When it comes to using terracotta pots as a proofing basket alternative you can have success. You are best lining it with a cloth as the pot will soak up oil and flour is hard to evenly spread. Expect unusual shapes!
How do you proof dough without a banneton? Well you could not use anything! Just shape your dough and let it rise on a tray without a basket!! This solution works for strong, slightly dryer doughs. No chance of unnecessary lines on the crust if you don’t like them, or sticking to the container! Just keep the surface moist by regularly spraying with water or covering.
Why should you use a standard proofing basket?
Now you’ve seen all these proofing basket alternatives, I bet you’re wondering why should you use a standard proofing basket? Well, here’s why:
- Relatively cheap when you consider how long they last
- No need to clean after every use
- To get the true bread “shape”
- For a beautiful spiral imprint on the bread
- Ergonomically shaped well, making them easy to use
- Hard to find in the high street

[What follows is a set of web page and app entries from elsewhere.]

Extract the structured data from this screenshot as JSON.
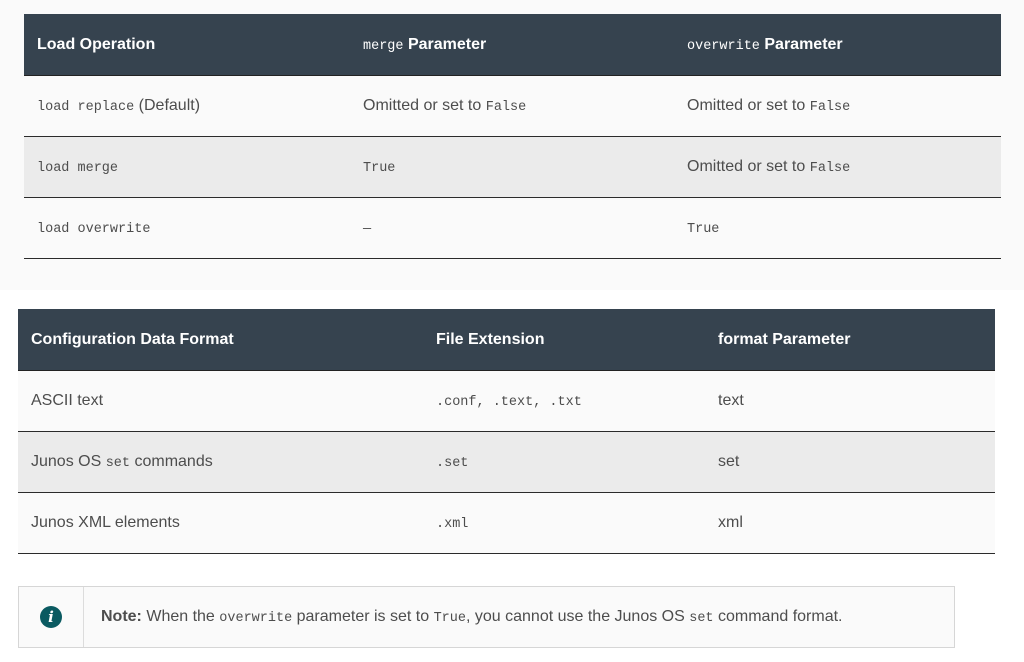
{
  "table1": {
    "headers": [
      {
        "code": "",
        "text": "Load Operation"
      },
      {
        "code": "merge",
        "text": " Parameter"
      },
      {
        "code": "overwrite",
        "text": " Parameter"
      }
    ],
    "rows": [
      {
        "op_code": "load replace",
        "op_text": " (Default)",
        "merge_text": "Omitted or set to ",
        "merge_code": "False",
        "overwrite_text": "Omitted or set to ",
        "overwrite_code": "False"
      },
      {
        "op_code": "load merge",
        "op_text": "",
        "merge_text": "",
        "merge_code": "True",
        "overwrite_text": "Omitted or set to ",
        "overwrite_code": "False"
      },
      {
        "op_code": "load overwrite",
        "op_text": "",
        "merge_text": "",
        "merge_code": "—",
        "overwrite_text": "",
        "overwrite_code": "True"
      }
    ]
  },
  "table2": {
    "headers": [
      "Configuration Data Format",
      "File Extension",
      "format Parameter"
    ],
    "rows": [
      {
        "format_pre": "ASCII text",
        "format_code": "",
        "format_post": "",
        "extension": ".conf, .text, .txt",
        "param": "text"
      },
      {
        "format_pre": "Junos OS ",
        "format_code": "set",
        "format_post": " commands",
        "extension": ".set",
        "param": "set"
      },
      {
        "format_pre": "Junos XML elements",
        "format_code": "",
        "format_post": "",
        "extension": ".xml",
        "param": "xml"
      }
    ]
  },
  "note": {
    "label": "Note:",
    "text1": " When the ",
    "code1": "overwrite",
    "text2": " parameter is set to ",
    "code2": "True",
    "text3": ", you cannot use the Junos OS ",
    "code3": "set",
    "text4": " command format."
  }
}
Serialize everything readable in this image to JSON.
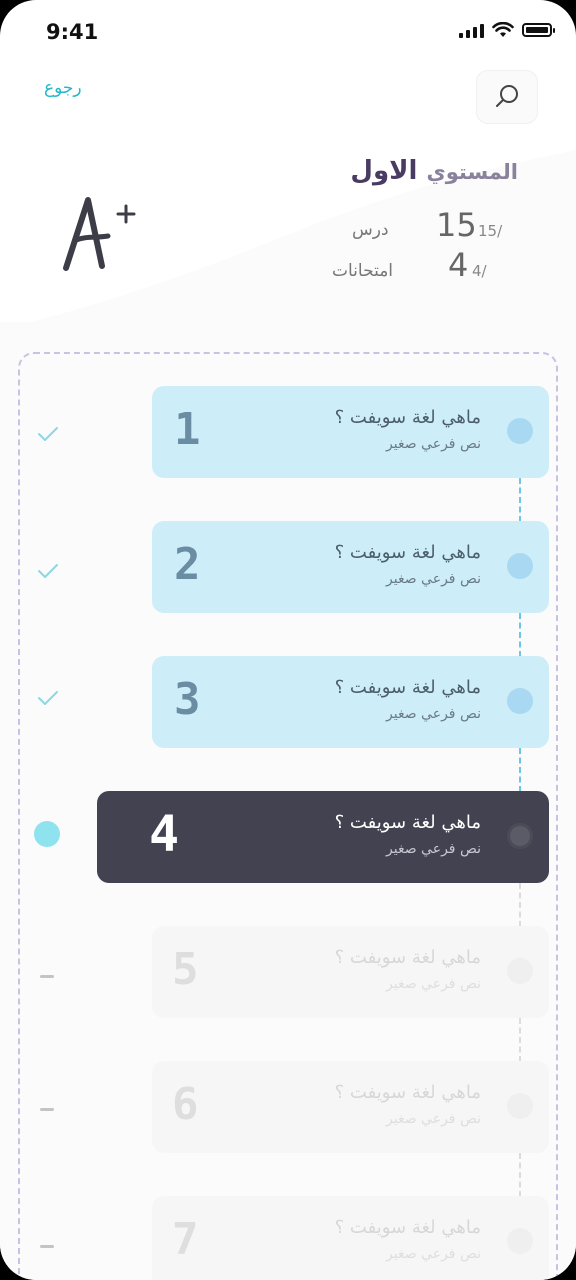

- Encourages you to use it for every bread, making all of them the same shape!
- The cloth liners are hard to clean
- Storage space
- If left in a humid place they can attract insects.
How to remove the dough if you haven’t used a proofing basket
When using a banneton we can simply turn the basket over and tap it on top to release it. But with some of these proofing basket substitutes the drop can cause the dough to deflate with the thud. Here’s a solution to this issue:
Grab the 4 corners of the liner and lift the dough out of the proofing basket. Turn the dough onto a board (or peel) upside down.
Pull the liner away, being careful if the dough has stuck to it. Once on the board you can score it and it can go straight into the oven.
Ending thoughts on proofing basket substitutes
Don’t let not having a banneton stop you from making sourdough bread! There are many solutions that you probably have at home or can nip out and grab from your local store. But have I missed one? What is your favourite banneton alternative that you use? Let me know in the comments.